Destination: BELIZE
Purpose: EDUCATIONAL
Date: Mar 20, 2005 (3 days)
Expense: $1,980.00
source

Traveler: Anne Marie Anzalone (from the office of Joseph Crowley)
Destination: BELIZE
Purpose: EXPLORE NATURAL WILDLIFE PRESERVES
Date: Mar 20, 2005 (3 days)
Expense: $2,530.00
source

Traveler: Christine Pollack (from the office of E. Clay Shaw)
Destination: WASHINGTON, D.C. TO BELIZE CITY, BELIZE
Purpose: TO OBSERVE AND LEARN ABOUT THE WILDLIFE CONSERVATION SOCIETY'S CONSERVATION EFFECTS IN BELIZE AS CONGRESSMAN SHAW'S LEAD STAFFER ON THE INTERNATIONAL CONSERVATION CAUCUS
Date: Mar 20, 2005 (3 days)
Expense: $1,980.00
source

Traveler: Nadine Berg (from the office of Jose Serrano)
Destination: BELIZE CITY
Purpose: TO LEARN MORE ABOUT U.S. PROGRAMS THAT SUPPORT INTERNATIONAL BIODIVERSITY CONSERVATION AND THE RELATIONSHIP BETWEEN TROPICAL FORESTS AND MARINE ECOSYSTEMS
Date: Mar 20, 2005 (3 days)
Expense: $1,980.00
source

Traveler: Christopher Fish (from the office of John Sweeney)
Destination: BELIZE
Purpose: TOUR WILDLIFE CONSERVATION SOCIETY CONSERVATION PROJECTS AND PROGRAMS CONGRESSMAN SWEENEY IS A MEMBER OF THE INTERNATIONAL CONSERVATION CAUCUS
Date: Mar 20, 2005 (3 days)
Expense: $1,980.00
source

Traveler: Franklin Thompson (from the office of John Tanner)
Destination: WASH DC-BELIZE, C.A.
Purpose: GROUP WAS TO LEARN OF THE UNITED STATES EFFORTS AND CONTRIBUTIONS TO INTERNATIONAL CONSERVATION AND WILDLIFE PRESERVATION EFFORTS. MEMBER IS CO-CHAIR OF HOUSE INT'L CONSERVATION CAUCUS
Date: Mar 20, 2005 (3 days)
Expense: $1,980.00
source



American RadioWorks |
boots-to-books

From Boots to Books

The longest war in American history is drawing to a close.
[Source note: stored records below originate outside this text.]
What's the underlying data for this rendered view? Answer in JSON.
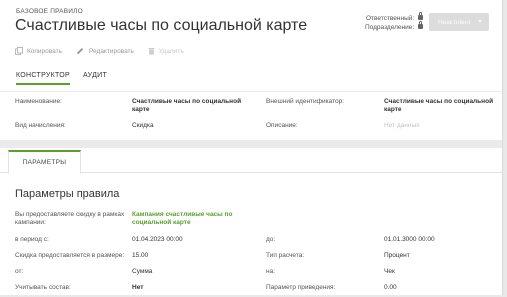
{
  "header": {
    "eyebrow": "БАЗОВОЕ ПРАВИЛО",
    "title": "Счастливые часы по социальной карте",
    "responsible_label": "Ответственный:",
    "division_label": "Подразделение:",
    "status_button": "Неактивно",
    "actions": {
      "copy": "Копировать",
      "edit": "Редактировать",
      "delete": "Удалить"
    },
    "tabs": [
      "КОНСТРУКТОР",
      "АУДИТ"
    ]
  },
  "info": {
    "name_label": "Наименование:",
    "name_value": "Счастливые часы по социальной карте",
    "external_id_label": "Внешний идентификатор:",
    "external_id_value": "Счастливые часы по социальной карте",
    "accrual_label": "Вид начисления:",
    "accrual_value": "Скидка",
    "description_label": "Описание:",
    "description_value": "Нет данных"
  },
  "params": {
    "tab": "ПАРАМЕТРЫ",
    "title": "Параметры правила",
    "campaign_label": "Вы предоставляете скидку в рамках кампании:",
    "campaign_value": "Кампания счастливые часы по социальной карте",
    "period_from_label": "в период с:",
    "period_from_value": "01.04.2023 00:00",
    "period_to_label": "до:",
    "period_to_value": "01.01.3000 00:00",
    "discount_label": "Скидка предоставляется в размере:",
    "discount_value": "15.00",
    "calc_type_label": "Тип расчета:",
    "calc_type_value": "Процент",
    "from_label": "от:",
    "from_value": "Сумма",
    "on_label": "на:",
    "on_value": "Чек",
    "composition_label": "Учитывать состав:",
    "composition_value": "Нет",
    "cast_param_label": "Параметр приведения:",
    "cast_param_value": "0.00"
  },
  "colors": {
    "accent": "#5aa02c",
    "status_button_bg": "#dcdcdc"
  }
}
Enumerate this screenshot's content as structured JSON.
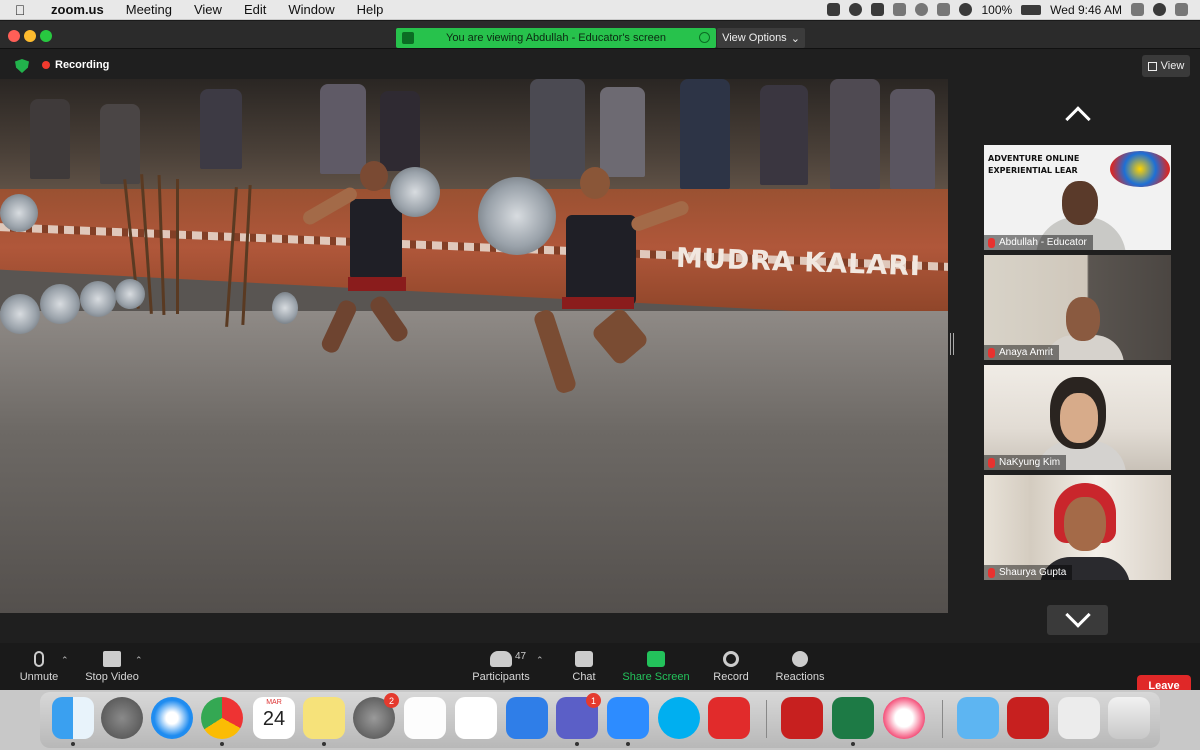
{
  "menubar": {
    "app_name": "zoom.us",
    "menus": [
      "Meeting",
      "View",
      "Edit",
      "Window",
      "Help"
    ],
    "battery": "100%",
    "clock": "Wed 9:46 AM"
  },
  "titlebar": {
    "viewing_banner": "You are viewing Abdullah - Educator's screen",
    "view_options": "View Options"
  },
  "status": {
    "recording": "Recording",
    "view_button": "View"
  },
  "shared_screen": {
    "wall_text": "MUDRA KALARI"
  },
  "gallery": {
    "tiles": [
      {
        "name": "Abdullah - Educator",
        "brand_line1": "ADVENTURE ONLINE",
        "brand_line2": "EXPERIENTIAL LEAR",
        "logo_text": "ADVENTURE"
      },
      {
        "name": "Anaya Amrit"
      },
      {
        "name": "NaKyung Kim"
      },
      {
        "name": "Shaurya Gupta"
      }
    ]
  },
  "toolbar": {
    "unmute": "Unmute",
    "stop_video": "Stop Video",
    "participants": "Participants",
    "participant_count": "47",
    "chat": "Chat",
    "share_screen": "Share Screen",
    "record": "Record",
    "reactions": "Reactions",
    "leave": "Leave"
  },
  "dock": {
    "calendar_month": "MAR",
    "calendar_day": "24",
    "system_prefs_badge": "2",
    "teams_badge": "1"
  },
  "colors": {
    "share_green": "#23c25b",
    "leave_red": "#e02828",
    "banner_green": "#27c24c",
    "recording_red": "#f03a2e"
  }
}
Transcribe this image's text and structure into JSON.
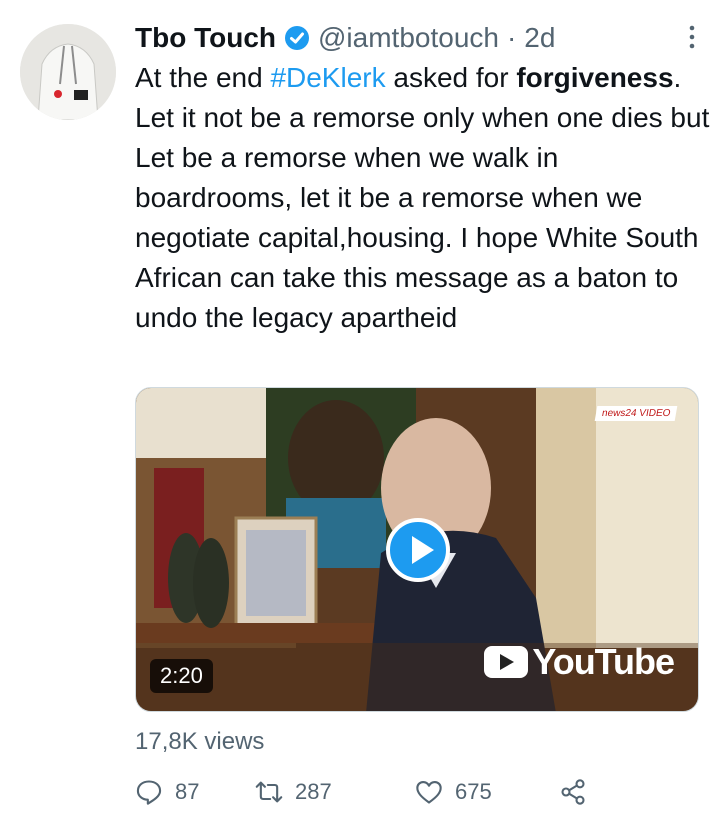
{
  "tweet": {
    "author_name": "Tbo Touch",
    "handle": "@iamtbotouch",
    "separator": "·",
    "time": "2d",
    "text": {
      "part1": "At the end ",
      "hashtag": "#DeKlerk",
      "part2": " asked for ",
      "bold": "forgiveness",
      "part3": ". Let it not be a remorse only when one dies but Let be a remorse when we walk in boardrooms, let it be a remorse when we negotiate capital,housing. I hope White South African can take this message as a baton to undo the legacy apartheid"
    },
    "media": {
      "duration": "2:20",
      "youtube_label": "YouTube",
      "news_badge": "news24 VIDEO"
    },
    "views": "17,8K views",
    "stats": {
      "replies": "87",
      "retweets": "287",
      "likes": "675"
    }
  },
  "colors": {
    "accent": "#1d9bf0",
    "secondary_text": "#536471"
  },
  "icons": [
    "verified-badge-icon",
    "more-options-icon",
    "play-icon",
    "reply-icon",
    "retweet-icon",
    "like-icon",
    "share-icon"
  ]
}
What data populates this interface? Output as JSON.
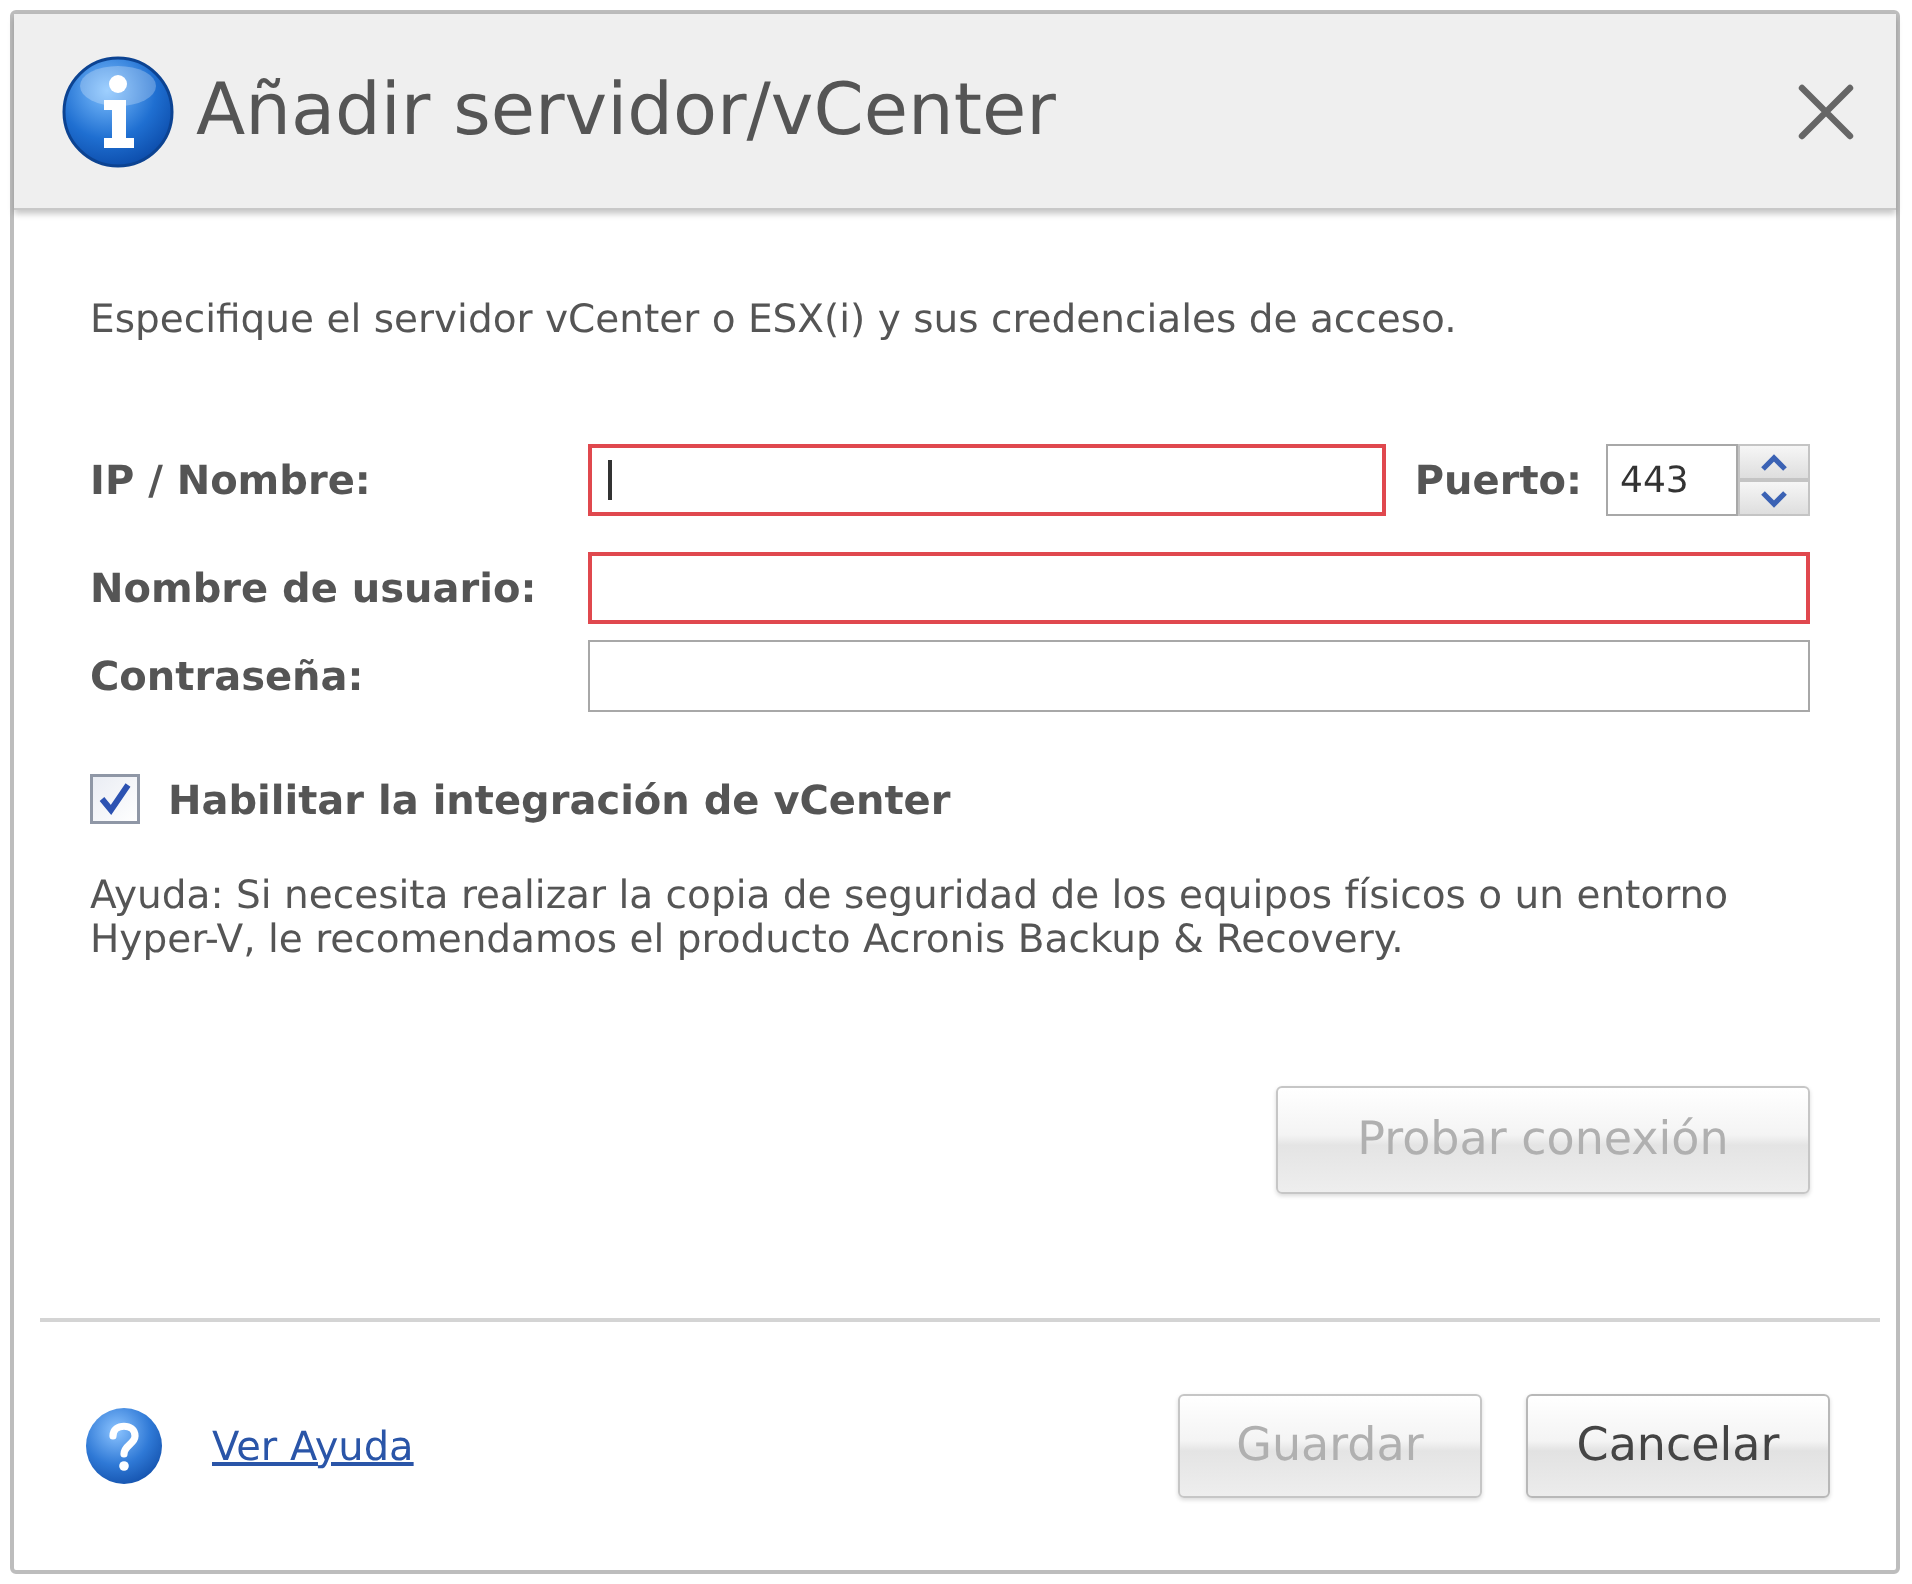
{
  "window": {
    "title": "Añadir servidor/vCenter"
  },
  "description": "Especifique el servidor vCenter o ESX(i) y sus credenciales de acceso.",
  "fields": [
    {
      "label": "IP / Nombre:",
      "invalid": true,
      "focused": true,
      "port": {
        "label": "Puerto:",
        "value": "443"
      }
    },
    {
      "label": "Nombre de usuario:",
      "invalid": true,
      "focused": false
    },
    {
      "label": "Contraseña:",
      "invalid": false,
      "focused": false
    }
  ],
  "vcenter_integration": {
    "label": "Habilitar la integración de vCenter",
    "checked": true
  },
  "help_text": "Ayuda: Si necesita realizar la copia de seguridad de los equipos físicos o un entorno Hyper-V, le recomendamos el producto Acronis Backup & Recovery.",
  "test_button": {
    "label": "Probar conexión",
    "disabled": true
  },
  "footer": {
    "help_link": "Ver Ayuda",
    "buttons": [
      {
        "label": "Guardar",
        "disabled": true
      },
      {
        "label": "Cancelar",
        "disabled": false
      }
    ]
  }
}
Now, the men and women who served are coming home, and many hope to use higher education to build new, better lives. They have help from the Post-9/11 GI Bill, a piece of legislation that many advocates say offers more support to returning veterans than any policy since the original GI Bill of 1944. In this documentary, we explore how the first GI Bill revolutionized the lives of millions of young veterans, America’s institutions of higher education, and American society at large. But America’s economic and academic systems have changed, and veterans today are returning to a very different reality than their predecessors.

Recent Posts

  • 09.03.15

    The history of the GI Bill

    A staggering 16 million soldiers returned home from World War II, and millions of them went to school. Because GI Bill benefits were generous enough to pay for any college in the country, veterans flooded all types of institutions, from elite schools like Harvard to large state schools, to vocational schools. By 1947, half of all college students in America were veterans.
  • 09.03.15

    The front lines of the long journey home

    Colleges and universities have become the front lines of one of the great challenges posed by war: how to reintegrate the people who've served.
  • 09.03.15

    The GI Bill: One of the last great economic ladders?

    The Post-9/11 GI Bill was supposed to change where veterans could go to college by giving them more money, and, therefore, more options. But since the new bill went into effect in 2009, the percentage of veterans enrolling at four-year public and private nonprofit schools has barely budged.
  • 08.27.15

    A different approach to teacher learning: Lesson study

    In the United States, we tend to think that improving education is about improving teachers - recruiting better ones, firing bad ones. But the Japanese think about improving teaching. It's a very different idea.